For this exercise, write out every entry exactly and leave the pictures out.

DATA SUPPLIED –
=== Begin Enclosure ===

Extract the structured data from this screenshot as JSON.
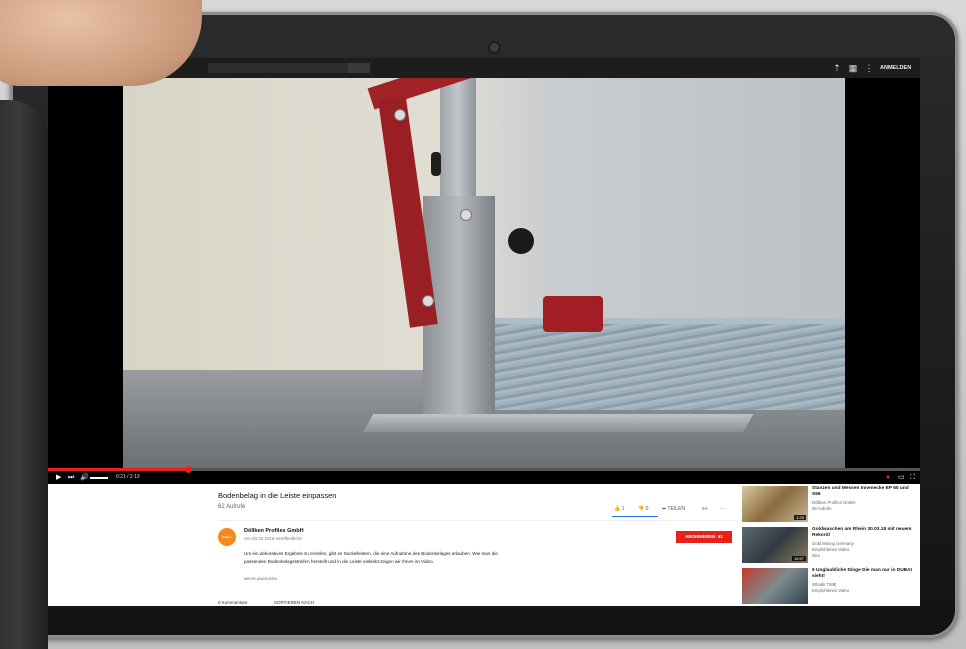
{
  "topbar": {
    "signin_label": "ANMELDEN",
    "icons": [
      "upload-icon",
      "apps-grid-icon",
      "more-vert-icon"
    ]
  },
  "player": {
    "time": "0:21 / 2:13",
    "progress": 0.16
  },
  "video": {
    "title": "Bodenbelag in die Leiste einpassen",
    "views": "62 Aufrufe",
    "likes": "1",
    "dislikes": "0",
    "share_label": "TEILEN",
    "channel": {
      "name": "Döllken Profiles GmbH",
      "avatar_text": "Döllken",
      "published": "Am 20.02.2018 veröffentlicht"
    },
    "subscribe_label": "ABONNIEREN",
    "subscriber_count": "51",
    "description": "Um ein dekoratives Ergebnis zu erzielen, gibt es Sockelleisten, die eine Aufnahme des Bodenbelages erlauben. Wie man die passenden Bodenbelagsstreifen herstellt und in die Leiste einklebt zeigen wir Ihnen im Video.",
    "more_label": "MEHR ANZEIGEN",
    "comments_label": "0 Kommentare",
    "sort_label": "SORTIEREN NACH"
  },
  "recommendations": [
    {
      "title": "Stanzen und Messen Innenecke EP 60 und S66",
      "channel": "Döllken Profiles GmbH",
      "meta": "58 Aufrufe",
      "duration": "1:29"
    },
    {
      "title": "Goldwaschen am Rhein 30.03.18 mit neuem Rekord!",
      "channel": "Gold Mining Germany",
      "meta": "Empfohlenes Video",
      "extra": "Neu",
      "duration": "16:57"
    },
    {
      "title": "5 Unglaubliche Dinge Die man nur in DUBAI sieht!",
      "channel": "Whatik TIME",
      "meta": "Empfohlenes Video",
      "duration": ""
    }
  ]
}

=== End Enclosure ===

WRITTEN SOLUTION –
Extract the structured data from this screenshot as JSON.
{
  "topbar": {
    "signin_label": "ANMELDEN",
    "icons": [
      "upload-icon",
      "apps-grid-icon",
      "more-vert-icon"
    ]
  },
  "player": {
    "time": "0:21 / 2:13",
    "progress": 0.16
  },
  "video": {
    "title": "Bodenbelag in die Leiste einpassen",
    "views": "62 Aufrufe",
    "likes": "1",
    "dislikes": "0",
    "share_label": "TEILEN",
    "channel": {
      "name": "Döllken Profiles GmbH",
      "avatar_text": "Döllken",
      "published": "Am 20.02.2018 veröffentlicht"
    },
    "subscribe_label": "ABONNIEREN",
    "subscriber_count": "51",
    "description": "Um ein dekoratives Ergebnis zu erzielen, gibt es Sockelleisten, die eine Aufnahme des Bodenbelages erlauben. Wie man die passenden Bodenbelagsstreifen herstellt und in die Leiste einklebt zeigen wir Ihnen im Video.",
    "more_label": "MEHR ANZEIGEN",
    "comments_label": "0 Kommentare",
    "sort_label": "SORTIEREN NACH"
  },
  "recommendations": [
    {
      "title": "Stanzen und Messen Innenecke EP 60 und S66",
      "channel": "Döllken Profiles GmbH",
      "meta": "58 Aufrufe",
      "duration": "1:29"
    },
    {
      "title": "Goldwaschen am Rhein 30.03.18 mit neuem Rekord!",
      "channel": "Gold Mining Germany",
      "meta": "Empfohlenes Video",
      "extra": "Neu",
      "duration": "16:57"
    },
    {
      "title": "5 Unglaubliche Dinge Die man nur in DUBAI sieht!",
      "channel": "Whatik TIME",
      "meta": "Empfohlenes Video",
      "duration": ""
    }
  ]
}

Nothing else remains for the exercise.